There far too many good books which would qualify for "further reading". Are there any rules which we can apply to keep this list manageable? I would not include some of the books on the present list, not because they are not excellent books, but they are too specialized, or just because there are different points of view (even ones which I do not personally like) which are deserving of mention. Or should I just consider this an impossible task, one which only is bait for edit wars? TomS TDotO (talk) 15:48, 18 February 2016 (UTC)

One of these is clearly a blog, and the other two advertise books. Blogs and advertisements are not really valid, so go ahead and delete them, and allow individual discussion of reversions. Fiddlersmouth (talk) 00:56, 19 February 2016 (UTC)
I don't know what you mean by the blog and the advertisements. There is one which is an article in the Biblical Archeology Review which doesn't give enough description & the url doesn't work. Most of the references seem to have been taken from the PBS reference.
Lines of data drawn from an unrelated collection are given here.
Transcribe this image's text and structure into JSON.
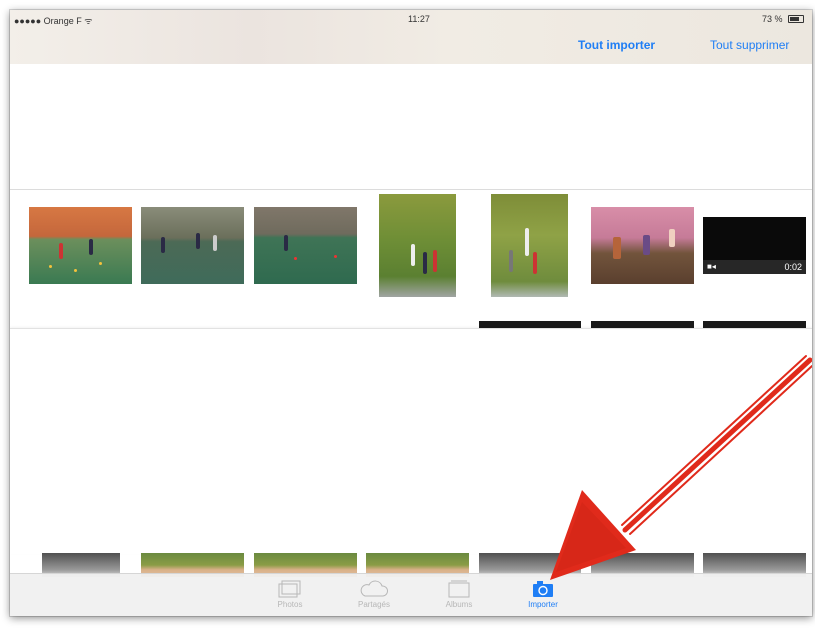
{
  "status_bar": {
    "carrier": "●●●●● Orange F ᯤ",
    "time": "11:27",
    "battery": "73 %"
  },
  "nav": {
    "import_all": "Tout importer",
    "delete_all": "Tout supprimer"
  },
  "thumbnails": [
    {
      "kind": "photo",
      "subject": "gymnasium"
    },
    {
      "kind": "photo",
      "subject": "gymnasium"
    },
    {
      "kind": "photo",
      "subject": "gymnasium"
    },
    {
      "kind": "photo",
      "subject": "gymnasium"
    },
    {
      "kind": "photo",
      "subject": "gymnasium"
    },
    {
      "kind": "photo",
      "subject": "party"
    },
    {
      "kind": "video",
      "duration": "0:02"
    }
  ],
  "tabbar": {
    "tabs": [
      {
        "label": "Photos",
        "icon": "photos-icon",
        "active": false
      },
      {
        "label": "Partagés",
        "icon": "cloud-icon",
        "active": false
      },
      {
        "label": "Albums",
        "icon": "albums-icon",
        "active": false
      },
      {
        "label": "Importer",
        "icon": "camera-icon",
        "active": true
      }
    ]
  },
  "colors": {
    "accent": "#1f7ef5",
    "annotation_arrow": "#e02a1b"
  }
}
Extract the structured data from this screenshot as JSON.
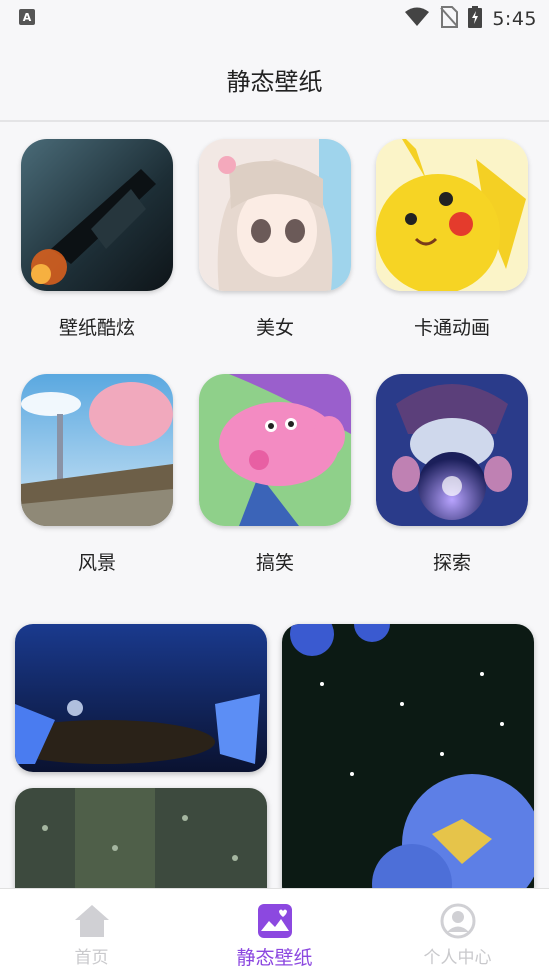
{
  "status_bar": {
    "time": "5:45",
    "icons": [
      "accessibility-icon",
      "wifi-icon",
      "no-sim-icon",
      "battery-charging-icon"
    ]
  },
  "header": {
    "title": "静态壁纸"
  },
  "categories": [
    {
      "label": "壁纸酷炫",
      "icon": "cool-wallpaper-thumbnail"
    },
    {
      "label": "美女",
      "icon": "anime-girl-thumbnail"
    },
    {
      "label": "卡通动画",
      "icon": "pikachu-thumbnail"
    },
    {
      "label": "风景",
      "icon": "scenery-thumbnail"
    },
    {
      "label": "搞笑",
      "icon": "peppa-pig-thumbnail"
    },
    {
      "label": "探索",
      "icon": "wizard-crystal-ball-thumbnail"
    }
  ],
  "feed": [
    {
      "icon": "blue-butterfly-wallpaper"
    },
    {
      "icon": "hydrangea-butterfly-wallpaper"
    },
    {
      "icon": "rain-drops-wallpaper"
    }
  ],
  "bottom_nav": {
    "items": [
      {
        "label": "首页",
        "icon": "home-icon",
        "active": false
      },
      {
        "label": "静态壁纸",
        "icon": "image-heart-icon",
        "active": true
      },
      {
        "label": "个人中心",
        "icon": "user-icon",
        "active": false
      }
    ]
  },
  "colors": {
    "accent": "#8c48e0",
    "inactive": "#c9c9cc",
    "background": "#f7f7f9"
  }
}
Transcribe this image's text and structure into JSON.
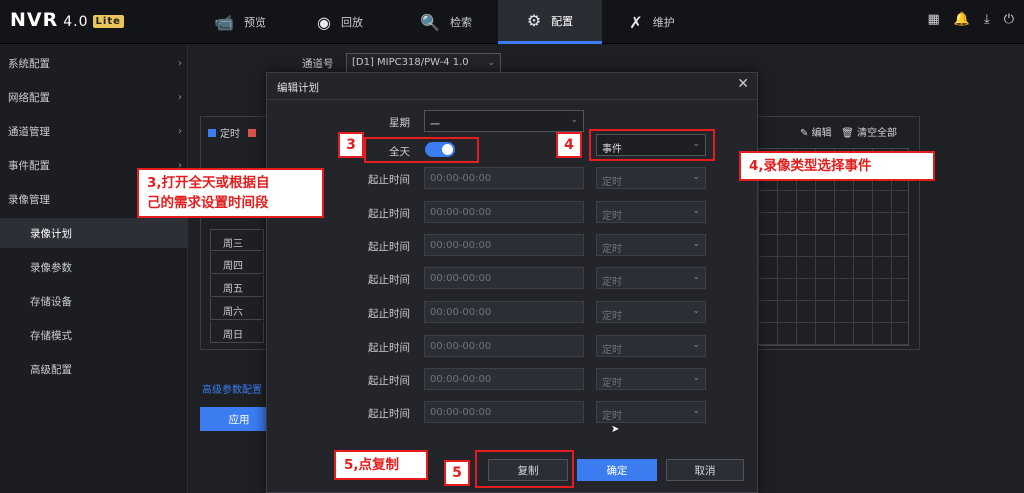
{
  "brand": {
    "name": "NVR",
    "version": "4.0",
    "edition": "Lite"
  },
  "nav": [
    {
      "label": "预览",
      "icon": "camera-icon"
    },
    {
      "label": "回放",
      "icon": "playback-icon"
    },
    {
      "label": "检索",
      "icon": "search-file-icon"
    },
    {
      "label": "配置",
      "icon": "gear-icon"
    },
    {
      "label": "维护",
      "icon": "wrench-icon"
    }
  ],
  "sidebar": [
    {
      "label": "系统配置"
    },
    {
      "label": "网络配置"
    },
    {
      "label": "通道管理"
    },
    {
      "label": "事件配置"
    },
    {
      "label": "录像管理"
    },
    {
      "label": "录像计划"
    },
    {
      "label": "录像参数"
    },
    {
      "label": "存储设备"
    },
    {
      "label": "存储模式"
    },
    {
      "label": "高级配置"
    }
  ],
  "background": {
    "channel_label": "通道号",
    "channel_value": "[D1] MIPC318/PW-4 1.0",
    "legend_timed": "定时",
    "edit_label": "编辑",
    "clear_label": "清空全部",
    "days": [
      "周三",
      "周四",
      "周五",
      "周六",
      "周日"
    ],
    "advanced_link": "高级参数配置",
    "apply_label": "应用"
  },
  "modal": {
    "title": "编辑计划",
    "week_label": "星期",
    "week_value": "一",
    "allday_label": "全天",
    "allday_on": true,
    "record_type": "事件",
    "time_label": "起止时间",
    "time_placeholder": "00:00-00:00",
    "type_placeholder": "定时",
    "copy_label": "复制",
    "ok_label": "确定",
    "cancel_label": "取消"
  },
  "annotations": {
    "n3": "3",
    "n4": "4",
    "n5": "5",
    "text3_line1": "3,打开全天或根据自",
    "text3_line2": "己的需求设置时间段",
    "text4": "4,录像类型选择事件",
    "text5": "5,点复制"
  },
  "colors": {
    "accent": "#3b7cf0",
    "annotation_red": "#e41e1e",
    "legend_red": "#d9534f"
  }
}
But the hard cases for me are the perfectly fine books which don't seem to belong in a short list of references for the Hebrew Bible.
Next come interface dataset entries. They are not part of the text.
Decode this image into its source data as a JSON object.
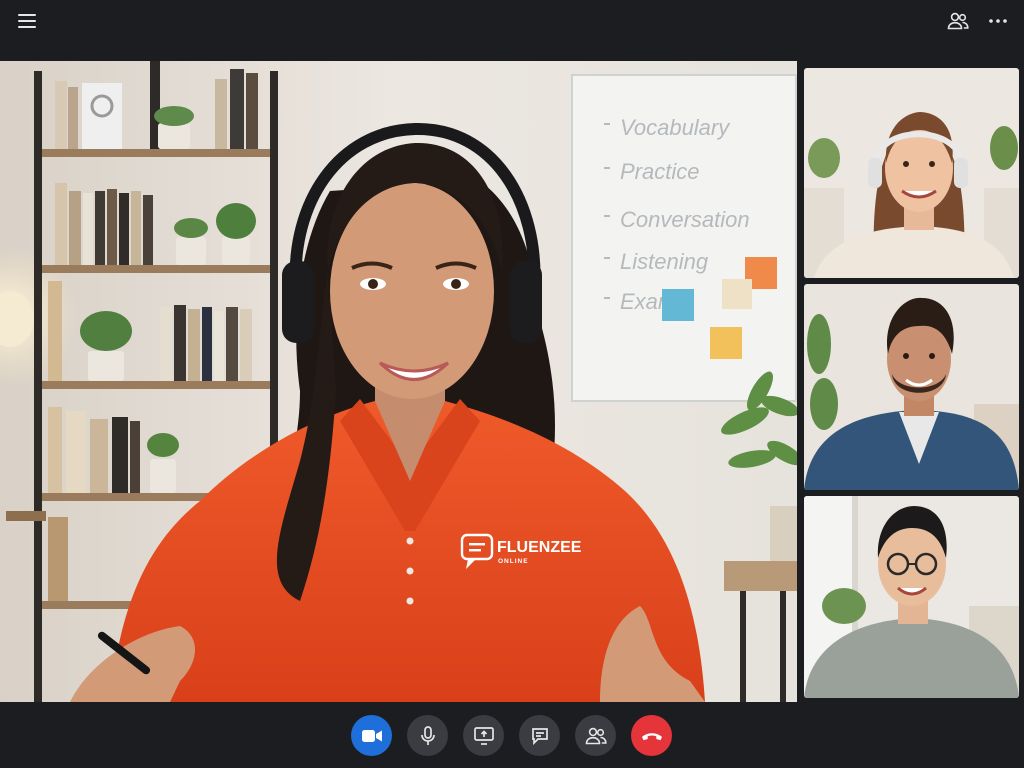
{
  "topbar": {
    "menu_icon": "hamburger-menu-icon",
    "participants_icon": "people-icon",
    "more_icon": "more-horizontal-icon"
  },
  "main_video": {
    "whiteboard_lines": [
      "Vocabulary",
      "Practice",
      "Conversation",
      "Listening",
      "Exam"
    ],
    "shirt_logo": {
      "name": "FLUENZEE",
      "sub": "ONLINE"
    }
  },
  "controls": [
    {
      "name": "camera-button",
      "icon": "video-camera-icon",
      "state": "on",
      "color": "#1e6fd9"
    },
    {
      "name": "microphone-button",
      "icon": "microphone-icon",
      "color": "#3a3c42"
    },
    {
      "name": "share-screen-button",
      "icon": "screen-share-icon",
      "color": "#3a3c42"
    },
    {
      "name": "chat-button",
      "icon": "chat-bubble-icon",
      "color": "#3a3c42"
    },
    {
      "name": "participants-button",
      "icon": "people-icon",
      "color": "#3a3c42"
    },
    {
      "name": "end-call-button",
      "icon": "phone-hangup-icon",
      "color": "#e5343a"
    }
  ],
  "colors": {
    "background": "#1b1d21",
    "accent": "#1e6fd9",
    "danger": "#e5343a",
    "shirt": "#e8481c"
  }
}
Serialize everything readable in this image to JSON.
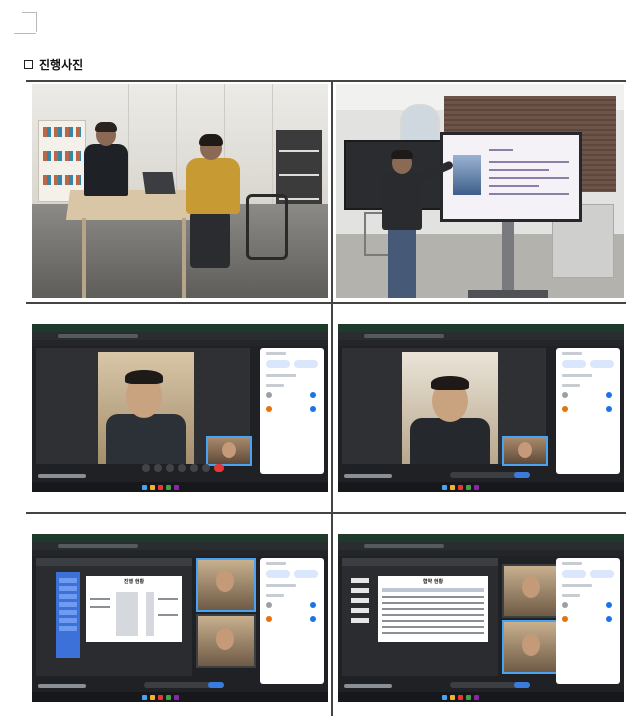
{
  "section": {
    "heading": "진행사진"
  },
  "photos": {
    "slide_title_1": "진행 현황",
    "slide_title_2": "협약 현황"
  }
}
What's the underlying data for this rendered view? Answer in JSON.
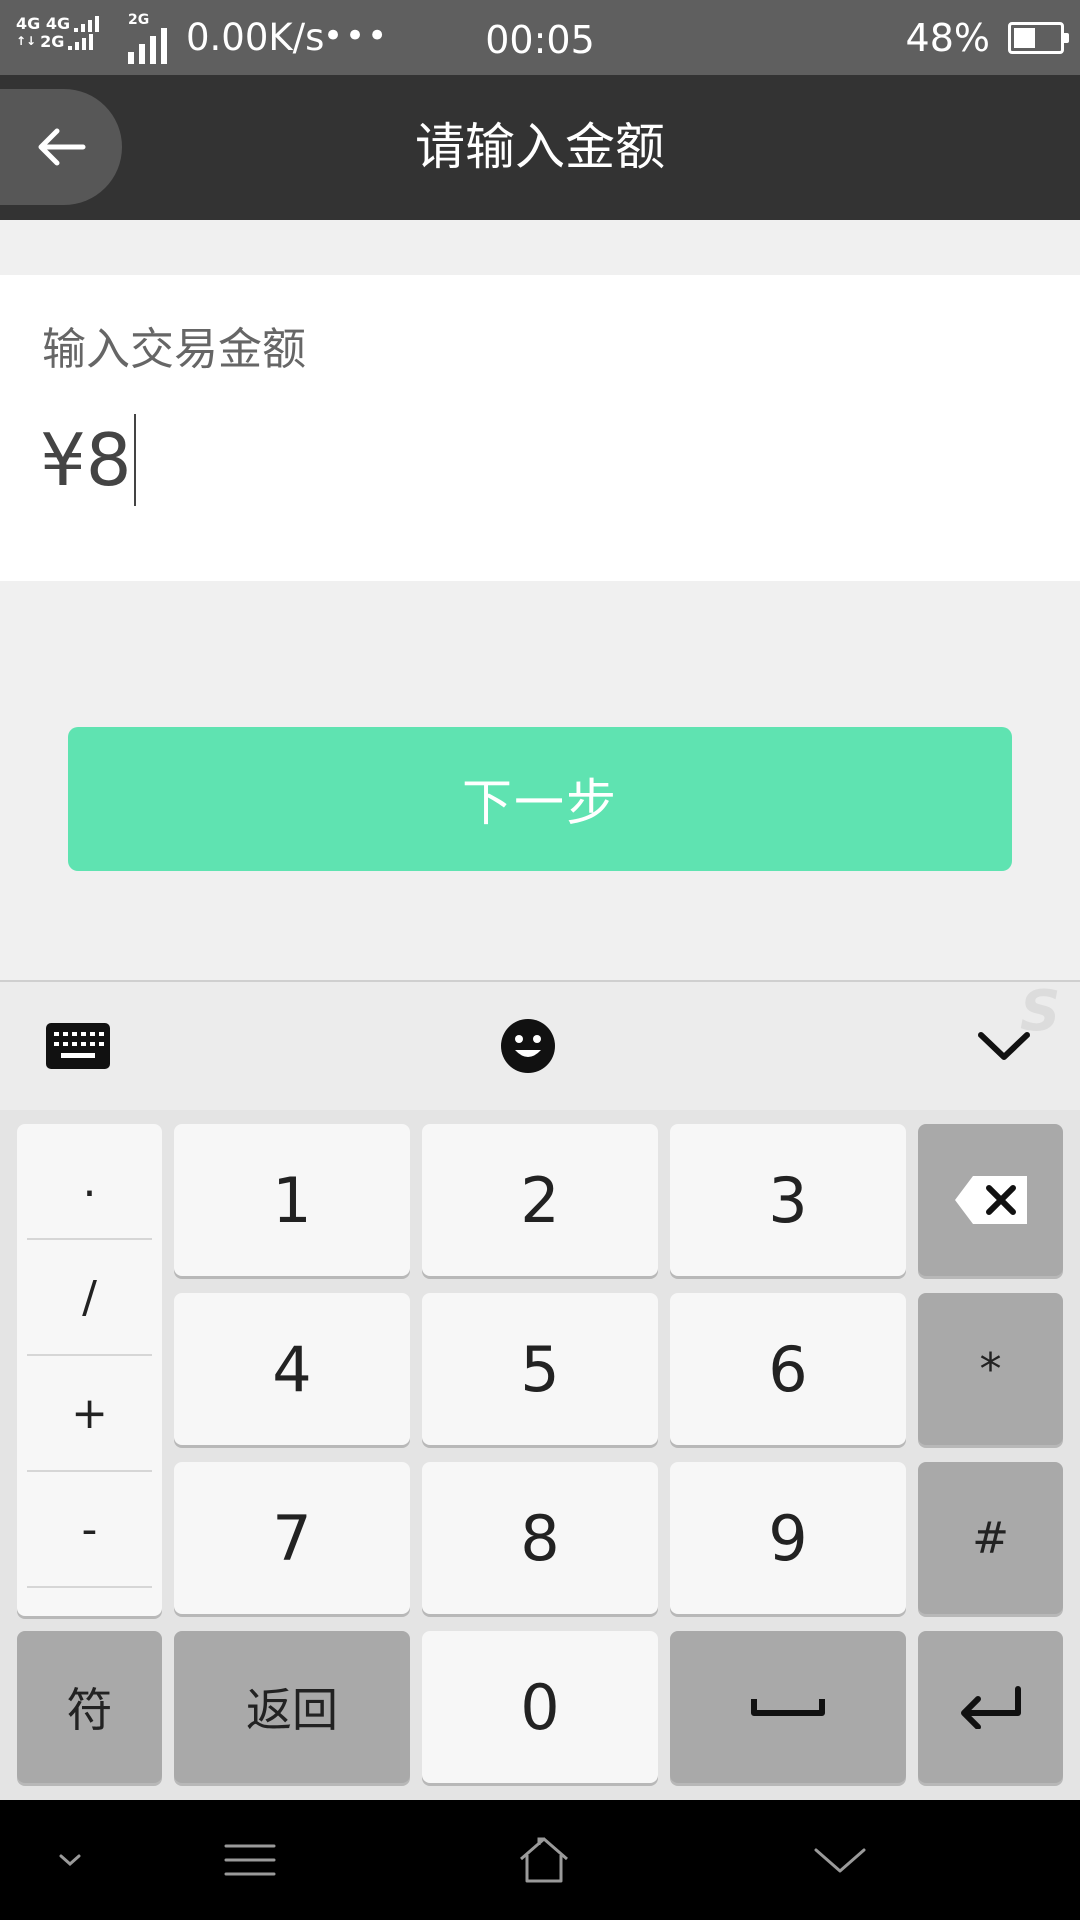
{
  "status_bar": {
    "net_line1": "4G 4G",
    "net_line2": "2G",
    "net_small": "2G",
    "speed": "0.00K/s",
    "dots": "•••",
    "time": "00:05",
    "battery_pct": "48%",
    "battery_level": 0.48
  },
  "header": {
    "title": "请输入金额",
    "back_icon": "arrow-left-icon"
  },
  "amount": {
    "label": "输入交易金额",
    "value": "¥8"
  },
  "next_button": {
    "label": "下一步",
    "color": "#5fe3b1"
  },
  "keyboard_toolbar": {
    "left_icon": "keyboard-icon",
    "center_icon": "smiley-icon",
    "right_icon": "chevron-down-icon",
    "watermark": "S"
  },
  "keyboard": {
    "symbols": [
      ".",
      "/",
      "+",
      "-"
    ],
    "digits": [
      "1",
      "2",
      "3",
      "4",
      "5",
      "6",
      "7",
      "8",
      "9"
    ],
    "right_keys": [
      "*",
      "#"
    ],
    "bottom": {
      "symbol_key": "符",
      "back_key": "返回",
      "zero_key": "0"
    }
  },
  "nav_bar": {
    "icons": [
      "small-chevron-down-icon",
      "menu-icon",
      "home-icon",
      "chevron-down-icon"
    ]
  }
}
On the other hand, there are so many important books on the Hebrew Bible which are not mentioned. So many that I wouldn't know how to start. ISTM that a long list, say thirty or more books, is just worthless to the reader of Wikipedia. And I am not so bold as to suggest a dozen of the must-read books on the Hebrew Bible. I'm going to tip-toe into this, and hope that I make a positive contribution. TomS TDotO (talk) 12:31, 19 February 2016 (UTC)

  1. ^
  2. ^
  3. ^